── EXTRACTED ENTRIES

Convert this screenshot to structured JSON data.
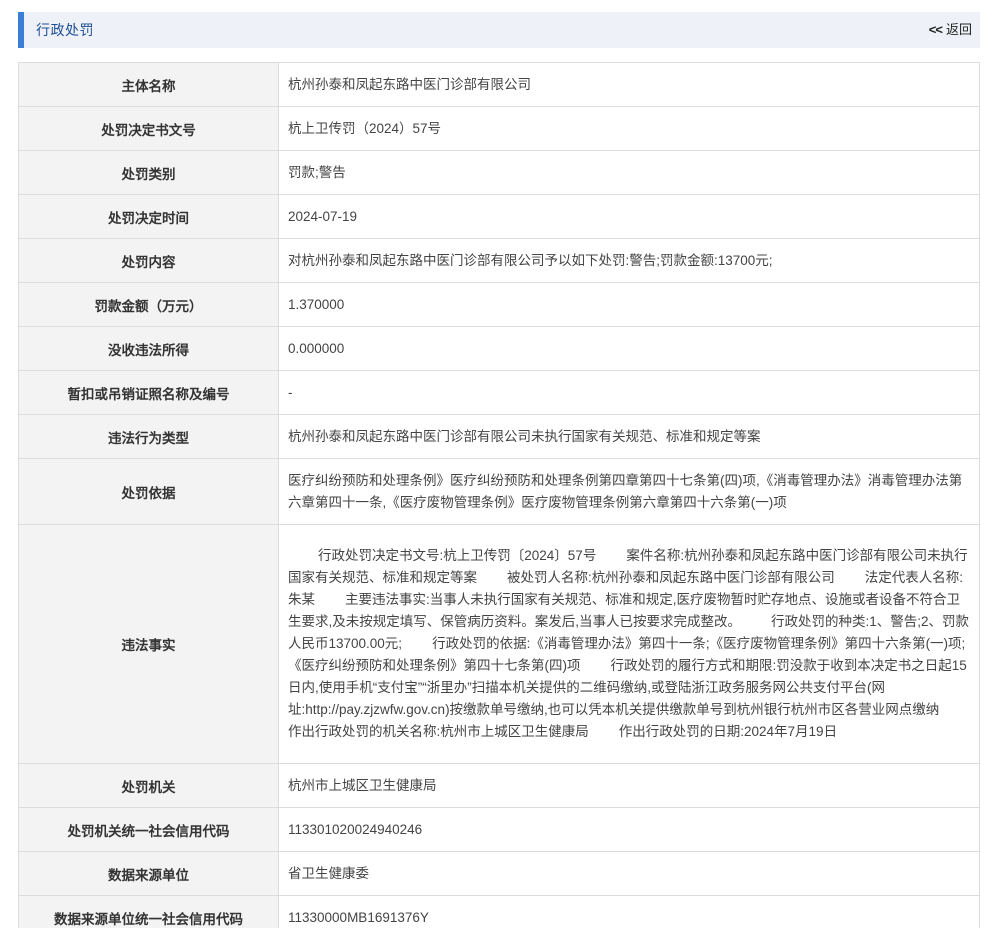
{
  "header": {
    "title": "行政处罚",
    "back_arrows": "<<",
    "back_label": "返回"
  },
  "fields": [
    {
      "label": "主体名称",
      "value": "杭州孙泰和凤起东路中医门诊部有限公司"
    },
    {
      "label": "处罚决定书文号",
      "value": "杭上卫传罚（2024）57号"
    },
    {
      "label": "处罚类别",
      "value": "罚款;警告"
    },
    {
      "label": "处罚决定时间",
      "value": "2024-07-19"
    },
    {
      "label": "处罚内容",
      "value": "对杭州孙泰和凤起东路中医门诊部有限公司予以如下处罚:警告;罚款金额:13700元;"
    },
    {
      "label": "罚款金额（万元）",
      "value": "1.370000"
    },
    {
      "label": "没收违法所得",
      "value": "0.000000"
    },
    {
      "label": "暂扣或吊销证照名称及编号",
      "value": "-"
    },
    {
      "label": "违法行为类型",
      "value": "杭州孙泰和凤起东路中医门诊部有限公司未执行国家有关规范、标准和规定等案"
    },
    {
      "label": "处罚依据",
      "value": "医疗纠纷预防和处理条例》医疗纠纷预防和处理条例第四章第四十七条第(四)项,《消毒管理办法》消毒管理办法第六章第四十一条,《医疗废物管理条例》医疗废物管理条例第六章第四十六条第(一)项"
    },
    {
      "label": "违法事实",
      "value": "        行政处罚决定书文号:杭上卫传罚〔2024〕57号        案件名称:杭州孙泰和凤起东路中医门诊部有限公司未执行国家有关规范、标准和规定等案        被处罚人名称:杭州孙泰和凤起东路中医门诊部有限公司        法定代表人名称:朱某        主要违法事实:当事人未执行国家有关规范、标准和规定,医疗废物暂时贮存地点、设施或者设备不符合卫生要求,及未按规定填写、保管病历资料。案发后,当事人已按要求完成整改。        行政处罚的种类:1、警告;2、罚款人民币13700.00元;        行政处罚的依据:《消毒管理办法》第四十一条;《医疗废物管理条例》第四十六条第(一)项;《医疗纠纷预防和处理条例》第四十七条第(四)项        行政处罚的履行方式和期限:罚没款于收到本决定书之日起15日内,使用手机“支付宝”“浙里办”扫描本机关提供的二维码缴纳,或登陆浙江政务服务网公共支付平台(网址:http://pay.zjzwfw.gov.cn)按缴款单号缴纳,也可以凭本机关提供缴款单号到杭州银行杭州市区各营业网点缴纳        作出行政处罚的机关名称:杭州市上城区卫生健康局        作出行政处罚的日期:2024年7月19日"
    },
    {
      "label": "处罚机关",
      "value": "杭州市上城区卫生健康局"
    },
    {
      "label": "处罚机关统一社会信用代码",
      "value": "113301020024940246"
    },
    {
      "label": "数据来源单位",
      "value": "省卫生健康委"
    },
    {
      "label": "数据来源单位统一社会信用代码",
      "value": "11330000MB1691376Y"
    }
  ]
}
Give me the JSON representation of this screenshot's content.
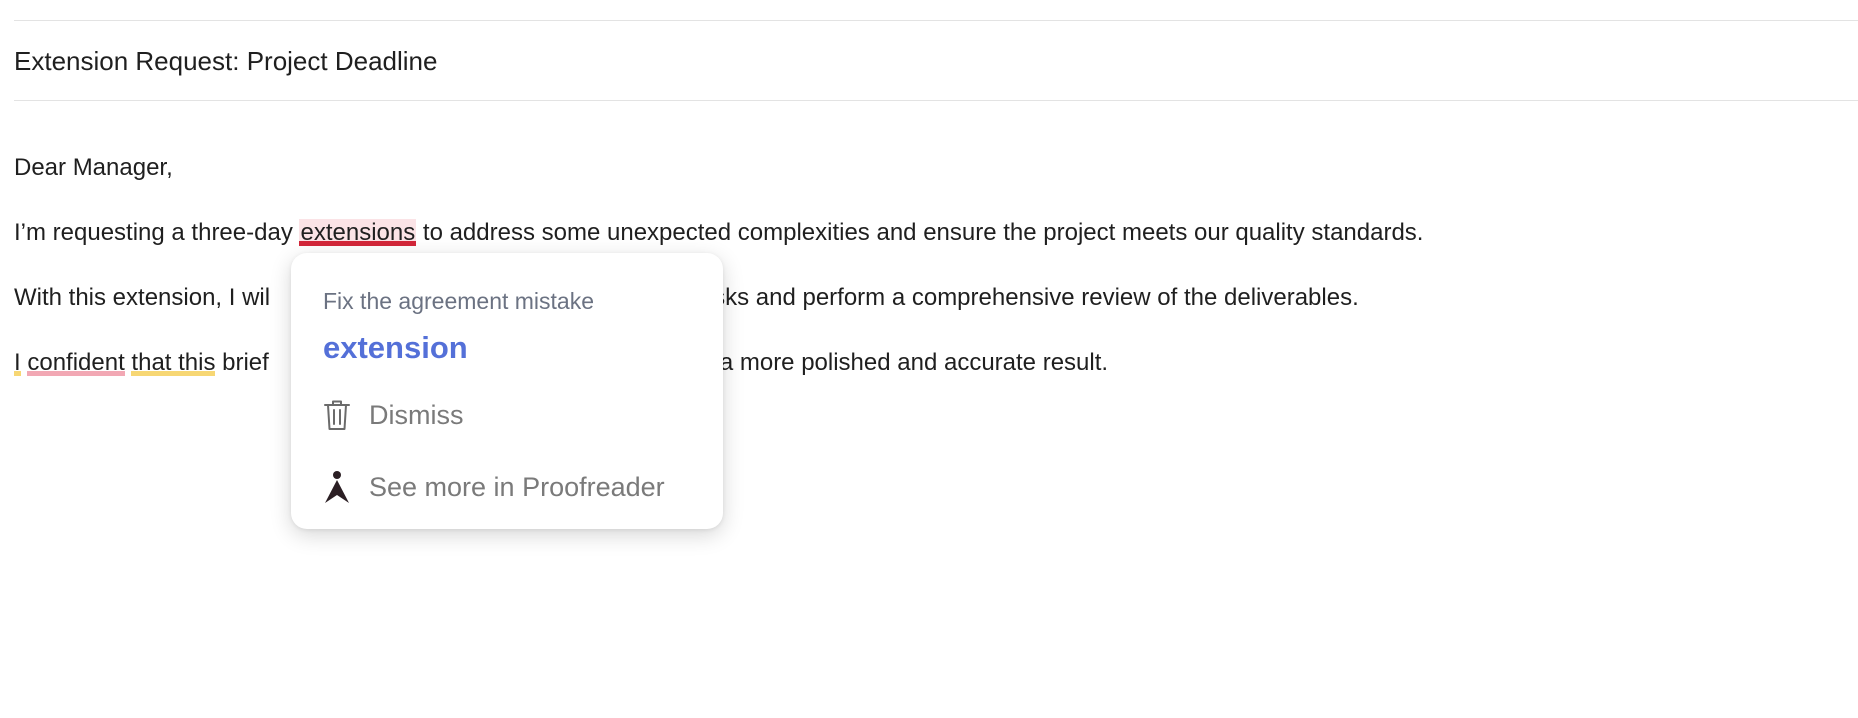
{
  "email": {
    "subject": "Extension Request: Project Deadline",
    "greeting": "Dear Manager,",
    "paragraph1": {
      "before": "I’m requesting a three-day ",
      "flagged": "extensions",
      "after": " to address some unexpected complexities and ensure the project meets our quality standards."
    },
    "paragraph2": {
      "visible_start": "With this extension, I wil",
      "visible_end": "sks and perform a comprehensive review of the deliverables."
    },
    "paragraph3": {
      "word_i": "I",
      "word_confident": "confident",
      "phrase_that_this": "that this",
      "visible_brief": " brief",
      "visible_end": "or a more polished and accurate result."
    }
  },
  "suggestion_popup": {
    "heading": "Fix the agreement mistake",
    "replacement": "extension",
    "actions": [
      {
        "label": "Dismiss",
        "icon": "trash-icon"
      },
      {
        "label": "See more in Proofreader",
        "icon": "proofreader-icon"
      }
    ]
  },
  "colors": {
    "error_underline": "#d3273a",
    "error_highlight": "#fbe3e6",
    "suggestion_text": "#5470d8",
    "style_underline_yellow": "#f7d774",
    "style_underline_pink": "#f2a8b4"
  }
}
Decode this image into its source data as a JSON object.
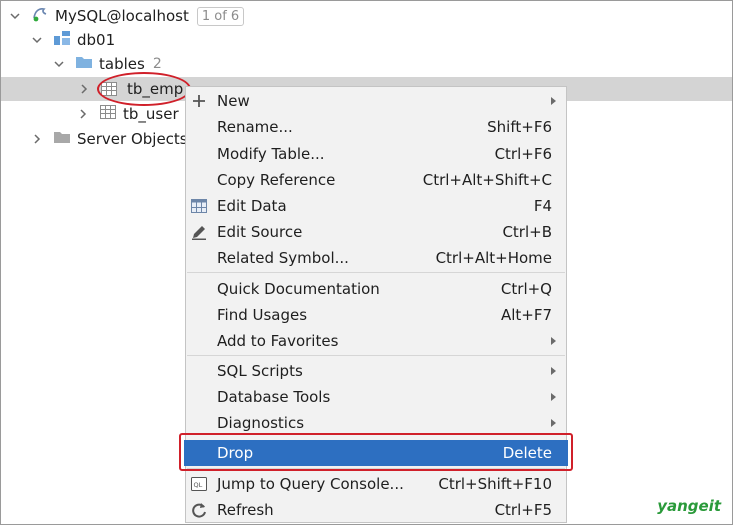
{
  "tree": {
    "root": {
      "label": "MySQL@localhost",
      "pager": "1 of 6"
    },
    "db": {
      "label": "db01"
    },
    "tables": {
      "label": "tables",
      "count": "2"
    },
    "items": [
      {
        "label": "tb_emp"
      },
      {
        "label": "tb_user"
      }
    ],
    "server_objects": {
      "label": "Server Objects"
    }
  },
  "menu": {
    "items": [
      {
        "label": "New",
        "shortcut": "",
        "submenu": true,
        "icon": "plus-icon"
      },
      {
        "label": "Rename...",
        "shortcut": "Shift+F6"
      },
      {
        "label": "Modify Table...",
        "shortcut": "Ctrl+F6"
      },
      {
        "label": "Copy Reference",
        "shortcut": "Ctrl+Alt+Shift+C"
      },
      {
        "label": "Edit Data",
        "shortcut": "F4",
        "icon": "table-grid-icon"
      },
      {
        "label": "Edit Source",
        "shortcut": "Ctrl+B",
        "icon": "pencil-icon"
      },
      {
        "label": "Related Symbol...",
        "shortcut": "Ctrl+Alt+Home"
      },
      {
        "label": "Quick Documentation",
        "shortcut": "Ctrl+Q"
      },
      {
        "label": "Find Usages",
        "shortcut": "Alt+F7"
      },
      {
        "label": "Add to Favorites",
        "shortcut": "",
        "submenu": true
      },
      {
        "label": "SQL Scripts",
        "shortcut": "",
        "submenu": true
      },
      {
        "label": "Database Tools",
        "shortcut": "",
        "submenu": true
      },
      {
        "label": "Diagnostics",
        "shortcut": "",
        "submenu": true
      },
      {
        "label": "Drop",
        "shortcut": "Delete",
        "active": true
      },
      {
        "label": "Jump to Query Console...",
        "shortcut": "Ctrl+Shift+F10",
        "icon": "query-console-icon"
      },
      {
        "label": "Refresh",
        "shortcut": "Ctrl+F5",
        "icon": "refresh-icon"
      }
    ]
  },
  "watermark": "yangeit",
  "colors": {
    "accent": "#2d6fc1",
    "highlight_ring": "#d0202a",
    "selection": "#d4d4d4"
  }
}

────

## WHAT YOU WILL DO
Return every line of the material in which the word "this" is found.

## OUTPUT OF THE TASK
Convert this screenshot to structured JSON data.
Give me the JSON representation of this screenshot's content.
      "visible_start": "With this extension, I wil",
      "phrase_that_this": "that this",
Decode this image into its source data as a JSON object.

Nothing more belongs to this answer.